Posted Oct 8th 2020, 9:30 pm by Amy Howe
The Supreme Court on Friday, at the request of the Food and Drug Administration, postponed the reinstatement of a federal obligation that a pill used for abortion in the early stages of pregnancy should be personally picked up by a health care provider. A Maryland federal district court suspended the request in July, concluding that requiring personal visits during the COVID-19 pandemic is against the constitution. The FDA asked judges in August to block the district court order while it was appealing. However, the judges on Thursday evening asked the government to return to the district court for a less comprehensive order.
The provisions at the center of the order on Friday govern the dispensing of Mifeprex, the brand name for mifepristone that the FDA has approved to terminate pregnancies in the first 10 weeks. According to FDA regulations, patients must receive the drug from a health care provider in a medical setting after signing a form acknowledging the risks associated with the drug. After the medicine is collected from a hospital or clinic, patients can take the pill at home. However, the regulations do not allow patients to receive the pill in the mail.
The American College of Obstetricians and Gynecologists challenged FDA regulations in federal court earlier this year. ACOG argued that requiring patients to personally visit their health care providers during the pandemic is against the constitution by creating a significant barrier to obtaining an abortion. In July, U.S. District Judge Theodore Chuang agreed and banned the FDA from enforcing personal requirements in the U.S. while the pandemic continues. The U.S. 4th Circuit Court of Appeals denied the FDA's motion to postpone Chuang's order pending FDA appeal.
The FDA went to the Supreme Court on August 26, asking the judges to block Chuang's order while the lawsuit continues. The court was told that enforcement of the regulations does not significantly impede the path of patients seeking an abortion, as those patients can continue to receive surgical abortions. In addition, the FDA stressed that the Supreme Court "has made it clear that judges must not question how officials address public health concerns in unsafe areas".
ACOG countered that Chuang's decision was based on "undisputed evidence" that any factor involved in a personal visit to collect the medicine was "a serious risk of exposure". This problem is compounded by the fact that female abortion patients as a group are particularly vulnerable to COVID-19, among other things because they are pregnant and because the majority are colored people (who are at a disproportionately high risk of serious illness or death from Coronavirus). However, that risk can be avoided, ACOG suggested, by allowing doctors to prescribe the drug after video visits and allowing patients to receive the drug in the mail, as the FDA did with other drugs during the pandemic.
Although the FDA's motion for reinstatement was fully disclosed by September 8, the judges did not respond to the emergency motion for a month. In an unsigned order with a paragraph on Thursday evening, the court found that the government had alleged that Chuang's order was at least too broad, as it would apply indefinitely in all 50 states, even if the COVID-19 -Sentences in some better states.
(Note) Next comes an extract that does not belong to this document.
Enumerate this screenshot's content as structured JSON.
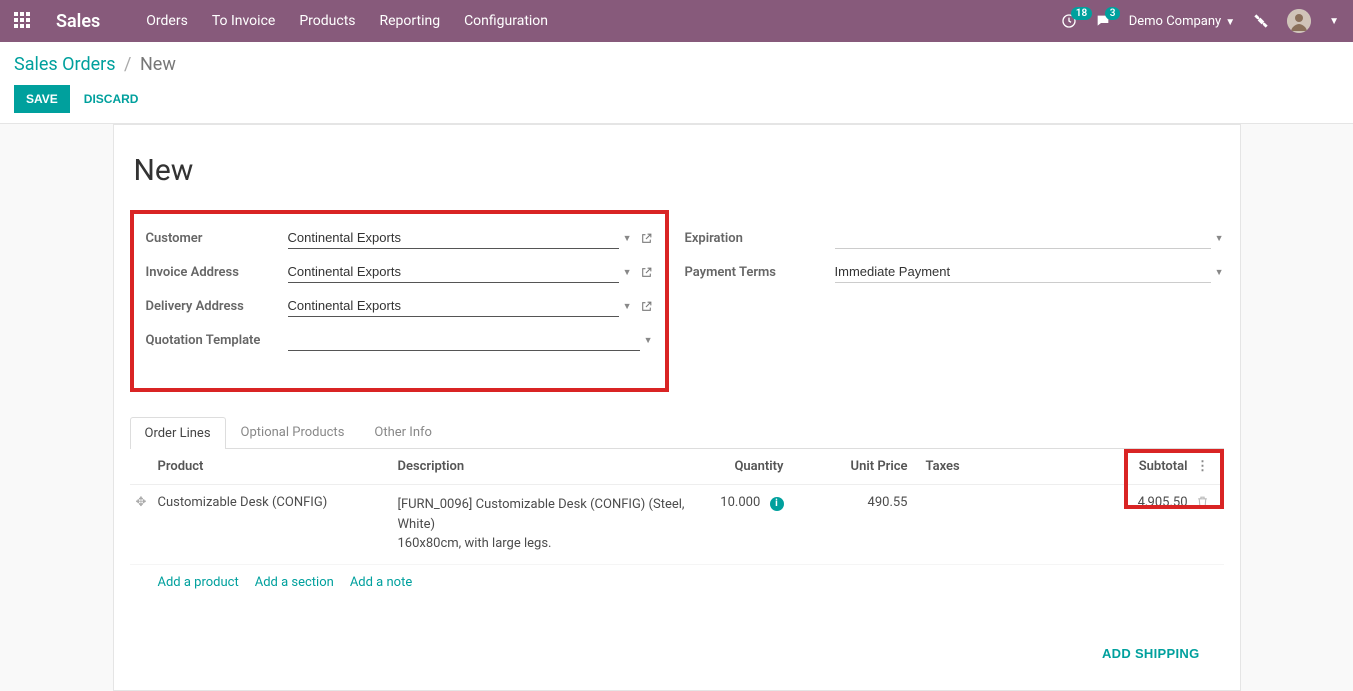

Since more information would help judges reach a decision, the court said the court put the government's request on hold so that Chuang could consider an FDA request to revoke, amend, or freeze his order, "also for the reason that that relevant circumstances have changed. "Chuang, the court added," should make a decision within 40 days of receiving the government submission. "
Judge Samuel Alito disagreed with the court's decision to postpone the case. In a three-and-a-half page statement from Justice Clarence Thomas, Alito complained that there was "no legally valid reason for this unusual disposition" of the FDA request. Alito suggested that choosing not to respond to the government's request has the same effect in all respects as rejecting it, as the government is still unable to enforce the rules. However, Alito noted that if the court denied the FDA's request, "would highlight the inconsistency in the court's rulings on public safety measures related to COVID-19," as the court had done in previous cases Abandoning state and local guidelines, Alito wrote, "They have placed unprecedented restrictions on personal freedom, including severe restrictions on initial adjustment rights." In this case, Alito stressed, Chuang saw "the pandemic as the reason for extending the abortion law recognized in Roe v. Wade". In the court's COVID-19 cases, Alito said the court should allow the FDA's request. "I see no reason to refuse to rule," wrote Alito.
There's no way to know why it took the judges so long to respond to the FDA's request, or why they chose to take the unusual step of sending the case back to the district court rather than directing the request approve or reject. However, Thursday's order could well reflect a compromise following the death of Judge Ruth Bader Ginsburg on September 18, who left the court with just eight members. If so, the court may have welcomed a ninth member until the district court decides on the government's motion and the case returns to the Supreme Court.
This article was originally published by Howe on the Court.
Judges delay action at the request of the FDA to reinstate abortion pill restrictions.
SCOTUSblog (October 8, 2020, 9:30 p.m.),